Component data from apps and pages:
^^^^

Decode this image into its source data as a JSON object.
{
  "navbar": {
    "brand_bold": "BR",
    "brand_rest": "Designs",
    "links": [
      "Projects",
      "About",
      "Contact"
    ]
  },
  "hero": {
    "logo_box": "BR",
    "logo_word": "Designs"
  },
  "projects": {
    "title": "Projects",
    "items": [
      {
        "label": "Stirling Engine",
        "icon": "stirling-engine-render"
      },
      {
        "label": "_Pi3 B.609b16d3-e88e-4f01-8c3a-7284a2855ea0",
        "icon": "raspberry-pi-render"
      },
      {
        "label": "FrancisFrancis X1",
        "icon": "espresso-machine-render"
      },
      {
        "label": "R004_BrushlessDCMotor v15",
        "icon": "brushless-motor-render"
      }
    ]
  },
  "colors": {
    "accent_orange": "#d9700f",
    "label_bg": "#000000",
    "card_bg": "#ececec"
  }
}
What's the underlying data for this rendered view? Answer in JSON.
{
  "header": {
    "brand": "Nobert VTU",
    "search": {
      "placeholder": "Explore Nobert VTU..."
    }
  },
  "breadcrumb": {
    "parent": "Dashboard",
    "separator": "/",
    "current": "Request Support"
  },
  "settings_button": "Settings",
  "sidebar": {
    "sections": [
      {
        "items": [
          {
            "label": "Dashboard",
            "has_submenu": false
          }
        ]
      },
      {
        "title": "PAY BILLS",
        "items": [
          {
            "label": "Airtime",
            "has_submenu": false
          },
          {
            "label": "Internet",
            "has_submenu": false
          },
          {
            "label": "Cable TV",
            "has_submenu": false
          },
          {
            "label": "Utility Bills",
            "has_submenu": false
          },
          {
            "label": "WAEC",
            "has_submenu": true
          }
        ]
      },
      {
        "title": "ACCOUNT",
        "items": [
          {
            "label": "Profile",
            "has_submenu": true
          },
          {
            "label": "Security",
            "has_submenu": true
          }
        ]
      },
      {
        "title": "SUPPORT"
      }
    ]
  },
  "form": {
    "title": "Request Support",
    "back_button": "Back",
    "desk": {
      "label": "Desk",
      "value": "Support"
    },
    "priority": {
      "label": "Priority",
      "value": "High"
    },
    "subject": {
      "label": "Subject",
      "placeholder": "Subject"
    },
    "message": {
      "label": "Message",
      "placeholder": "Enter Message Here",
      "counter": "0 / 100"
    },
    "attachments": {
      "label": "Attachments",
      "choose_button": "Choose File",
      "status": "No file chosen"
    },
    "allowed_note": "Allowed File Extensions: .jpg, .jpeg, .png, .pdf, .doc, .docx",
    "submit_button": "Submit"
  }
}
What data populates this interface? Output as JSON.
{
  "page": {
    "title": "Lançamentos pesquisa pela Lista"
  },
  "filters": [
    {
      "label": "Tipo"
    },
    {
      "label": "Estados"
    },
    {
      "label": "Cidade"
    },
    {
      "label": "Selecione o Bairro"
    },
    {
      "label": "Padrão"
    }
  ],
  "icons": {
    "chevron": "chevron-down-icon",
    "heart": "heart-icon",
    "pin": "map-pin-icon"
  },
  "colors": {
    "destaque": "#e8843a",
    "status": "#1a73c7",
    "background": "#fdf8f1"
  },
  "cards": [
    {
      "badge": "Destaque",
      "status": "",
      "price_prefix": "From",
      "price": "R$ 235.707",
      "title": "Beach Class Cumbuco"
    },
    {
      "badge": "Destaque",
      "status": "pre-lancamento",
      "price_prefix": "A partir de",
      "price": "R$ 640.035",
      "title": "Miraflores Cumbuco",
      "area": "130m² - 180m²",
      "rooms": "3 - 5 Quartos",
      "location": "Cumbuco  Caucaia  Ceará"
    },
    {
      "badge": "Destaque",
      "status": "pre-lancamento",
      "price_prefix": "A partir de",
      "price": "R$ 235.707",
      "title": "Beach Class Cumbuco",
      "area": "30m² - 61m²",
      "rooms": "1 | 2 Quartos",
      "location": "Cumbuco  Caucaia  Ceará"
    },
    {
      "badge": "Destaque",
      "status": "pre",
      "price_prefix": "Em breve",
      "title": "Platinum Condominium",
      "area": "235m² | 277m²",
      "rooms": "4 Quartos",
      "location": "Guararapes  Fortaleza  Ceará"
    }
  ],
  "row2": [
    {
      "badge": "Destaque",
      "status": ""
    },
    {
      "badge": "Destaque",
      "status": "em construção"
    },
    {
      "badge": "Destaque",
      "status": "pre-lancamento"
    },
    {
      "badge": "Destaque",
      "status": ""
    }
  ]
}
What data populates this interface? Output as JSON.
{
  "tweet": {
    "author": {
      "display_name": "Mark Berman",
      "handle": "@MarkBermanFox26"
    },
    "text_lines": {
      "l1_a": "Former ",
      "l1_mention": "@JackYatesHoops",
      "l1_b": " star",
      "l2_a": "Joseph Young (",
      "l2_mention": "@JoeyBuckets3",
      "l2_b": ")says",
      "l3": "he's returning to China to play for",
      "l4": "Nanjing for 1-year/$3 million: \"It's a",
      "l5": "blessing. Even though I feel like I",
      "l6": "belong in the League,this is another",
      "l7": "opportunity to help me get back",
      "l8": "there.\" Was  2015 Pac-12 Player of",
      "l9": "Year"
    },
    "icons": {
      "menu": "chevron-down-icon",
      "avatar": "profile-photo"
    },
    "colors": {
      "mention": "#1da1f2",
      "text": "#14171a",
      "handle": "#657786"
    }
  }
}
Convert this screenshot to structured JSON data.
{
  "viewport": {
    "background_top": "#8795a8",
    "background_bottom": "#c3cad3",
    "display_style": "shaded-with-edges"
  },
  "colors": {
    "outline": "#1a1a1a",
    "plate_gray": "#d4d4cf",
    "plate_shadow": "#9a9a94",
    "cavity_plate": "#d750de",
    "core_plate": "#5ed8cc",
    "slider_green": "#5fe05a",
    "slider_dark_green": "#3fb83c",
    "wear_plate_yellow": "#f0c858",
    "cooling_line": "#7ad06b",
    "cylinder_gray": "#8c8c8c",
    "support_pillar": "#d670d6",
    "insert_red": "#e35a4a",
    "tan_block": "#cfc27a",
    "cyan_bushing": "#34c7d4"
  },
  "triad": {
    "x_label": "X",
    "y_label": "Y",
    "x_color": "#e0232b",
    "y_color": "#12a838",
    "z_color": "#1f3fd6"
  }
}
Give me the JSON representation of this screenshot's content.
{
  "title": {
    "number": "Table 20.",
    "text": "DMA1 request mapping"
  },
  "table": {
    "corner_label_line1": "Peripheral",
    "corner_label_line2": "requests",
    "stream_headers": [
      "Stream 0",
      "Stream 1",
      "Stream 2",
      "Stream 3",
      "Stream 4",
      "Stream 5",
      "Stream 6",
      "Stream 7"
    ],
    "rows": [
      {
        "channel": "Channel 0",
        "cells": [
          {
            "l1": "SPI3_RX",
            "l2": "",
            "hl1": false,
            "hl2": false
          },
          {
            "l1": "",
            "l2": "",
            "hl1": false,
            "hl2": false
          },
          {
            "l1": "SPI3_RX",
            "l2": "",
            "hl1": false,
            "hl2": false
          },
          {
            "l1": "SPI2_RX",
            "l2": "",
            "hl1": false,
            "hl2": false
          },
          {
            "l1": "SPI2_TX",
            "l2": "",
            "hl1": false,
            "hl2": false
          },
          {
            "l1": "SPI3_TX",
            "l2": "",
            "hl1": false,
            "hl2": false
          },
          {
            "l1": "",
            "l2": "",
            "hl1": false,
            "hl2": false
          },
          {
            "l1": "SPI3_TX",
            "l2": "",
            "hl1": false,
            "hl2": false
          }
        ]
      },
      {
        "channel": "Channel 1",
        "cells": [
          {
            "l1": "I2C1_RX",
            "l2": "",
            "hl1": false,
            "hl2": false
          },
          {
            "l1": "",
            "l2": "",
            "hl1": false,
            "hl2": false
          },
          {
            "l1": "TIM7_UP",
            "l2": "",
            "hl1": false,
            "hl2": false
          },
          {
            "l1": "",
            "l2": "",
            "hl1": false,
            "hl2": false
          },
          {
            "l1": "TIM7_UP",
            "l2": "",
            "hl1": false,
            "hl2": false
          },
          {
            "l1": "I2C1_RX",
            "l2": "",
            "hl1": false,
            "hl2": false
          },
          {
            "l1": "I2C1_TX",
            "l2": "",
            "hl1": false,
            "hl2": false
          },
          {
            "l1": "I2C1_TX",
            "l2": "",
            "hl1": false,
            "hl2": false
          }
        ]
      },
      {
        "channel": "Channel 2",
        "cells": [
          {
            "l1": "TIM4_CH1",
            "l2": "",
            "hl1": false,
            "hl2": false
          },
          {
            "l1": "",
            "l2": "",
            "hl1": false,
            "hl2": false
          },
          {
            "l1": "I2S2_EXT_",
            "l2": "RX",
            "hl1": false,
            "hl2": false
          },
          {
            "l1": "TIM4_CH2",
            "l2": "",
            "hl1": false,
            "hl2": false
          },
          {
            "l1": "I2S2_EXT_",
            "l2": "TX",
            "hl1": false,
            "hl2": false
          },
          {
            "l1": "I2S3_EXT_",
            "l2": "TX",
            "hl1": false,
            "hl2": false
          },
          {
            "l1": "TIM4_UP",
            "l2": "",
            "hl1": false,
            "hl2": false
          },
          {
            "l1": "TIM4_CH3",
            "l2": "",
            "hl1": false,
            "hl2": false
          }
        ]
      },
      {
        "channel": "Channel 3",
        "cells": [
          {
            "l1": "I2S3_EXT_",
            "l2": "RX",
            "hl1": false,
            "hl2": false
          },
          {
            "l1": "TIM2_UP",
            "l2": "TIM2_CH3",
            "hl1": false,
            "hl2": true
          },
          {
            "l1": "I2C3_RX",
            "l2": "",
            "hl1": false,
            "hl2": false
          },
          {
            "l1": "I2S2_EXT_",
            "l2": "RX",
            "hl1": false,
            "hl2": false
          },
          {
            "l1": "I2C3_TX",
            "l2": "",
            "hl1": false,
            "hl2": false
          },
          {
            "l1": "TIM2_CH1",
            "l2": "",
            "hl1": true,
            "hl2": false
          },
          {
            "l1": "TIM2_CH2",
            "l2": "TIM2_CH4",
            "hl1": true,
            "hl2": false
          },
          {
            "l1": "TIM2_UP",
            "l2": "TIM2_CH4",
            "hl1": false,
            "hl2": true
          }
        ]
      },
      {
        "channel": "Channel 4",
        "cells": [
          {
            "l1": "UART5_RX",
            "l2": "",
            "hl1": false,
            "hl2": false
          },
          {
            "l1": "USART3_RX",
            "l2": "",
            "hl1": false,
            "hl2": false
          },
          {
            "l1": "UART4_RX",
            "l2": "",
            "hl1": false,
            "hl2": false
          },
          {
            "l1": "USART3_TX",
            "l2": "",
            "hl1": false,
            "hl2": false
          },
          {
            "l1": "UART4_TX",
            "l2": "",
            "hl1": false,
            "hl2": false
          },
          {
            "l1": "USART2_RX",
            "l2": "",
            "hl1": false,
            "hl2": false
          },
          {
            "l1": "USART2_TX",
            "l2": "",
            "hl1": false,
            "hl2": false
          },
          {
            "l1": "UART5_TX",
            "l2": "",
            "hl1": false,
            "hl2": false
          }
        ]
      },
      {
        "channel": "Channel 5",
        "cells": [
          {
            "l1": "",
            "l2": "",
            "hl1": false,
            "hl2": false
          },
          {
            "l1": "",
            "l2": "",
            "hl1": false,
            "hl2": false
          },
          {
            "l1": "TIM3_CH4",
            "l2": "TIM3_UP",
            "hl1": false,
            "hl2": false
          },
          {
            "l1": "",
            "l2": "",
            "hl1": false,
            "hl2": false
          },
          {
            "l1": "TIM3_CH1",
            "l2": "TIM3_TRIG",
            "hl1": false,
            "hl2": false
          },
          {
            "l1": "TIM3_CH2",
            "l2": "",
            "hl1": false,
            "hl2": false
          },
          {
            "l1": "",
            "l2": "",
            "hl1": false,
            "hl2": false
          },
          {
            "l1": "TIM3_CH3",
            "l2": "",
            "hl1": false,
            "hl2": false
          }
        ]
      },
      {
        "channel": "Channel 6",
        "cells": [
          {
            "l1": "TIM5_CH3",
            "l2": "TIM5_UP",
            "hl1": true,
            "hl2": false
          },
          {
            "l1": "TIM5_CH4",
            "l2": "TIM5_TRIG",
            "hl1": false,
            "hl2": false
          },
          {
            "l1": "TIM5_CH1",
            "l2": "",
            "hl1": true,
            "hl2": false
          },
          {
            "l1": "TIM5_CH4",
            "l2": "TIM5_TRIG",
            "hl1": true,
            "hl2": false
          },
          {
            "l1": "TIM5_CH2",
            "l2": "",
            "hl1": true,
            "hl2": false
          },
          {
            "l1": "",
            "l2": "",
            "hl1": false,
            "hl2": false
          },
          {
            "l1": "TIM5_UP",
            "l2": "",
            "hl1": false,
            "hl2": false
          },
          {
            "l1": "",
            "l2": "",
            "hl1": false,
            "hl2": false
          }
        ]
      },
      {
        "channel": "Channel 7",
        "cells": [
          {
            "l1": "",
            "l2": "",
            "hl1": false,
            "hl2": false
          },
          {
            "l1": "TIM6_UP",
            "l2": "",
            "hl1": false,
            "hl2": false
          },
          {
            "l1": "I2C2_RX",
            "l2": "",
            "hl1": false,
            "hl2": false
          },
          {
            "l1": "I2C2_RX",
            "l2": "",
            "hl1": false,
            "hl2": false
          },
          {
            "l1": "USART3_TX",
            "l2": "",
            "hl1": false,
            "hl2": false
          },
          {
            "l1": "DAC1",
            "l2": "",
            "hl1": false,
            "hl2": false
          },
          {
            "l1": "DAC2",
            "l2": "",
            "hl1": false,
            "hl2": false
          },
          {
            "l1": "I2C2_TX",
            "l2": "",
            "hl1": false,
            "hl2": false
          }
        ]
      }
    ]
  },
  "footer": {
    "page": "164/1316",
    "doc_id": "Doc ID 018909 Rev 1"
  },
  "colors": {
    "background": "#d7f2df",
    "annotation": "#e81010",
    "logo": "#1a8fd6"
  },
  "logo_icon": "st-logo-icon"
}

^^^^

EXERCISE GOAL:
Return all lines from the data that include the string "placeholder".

TASK SOLUTION:
      "placeholder": "Explore Nobert VTU..."
      "placeholder": "Subject"
      "placeholder": "Enter Message Here",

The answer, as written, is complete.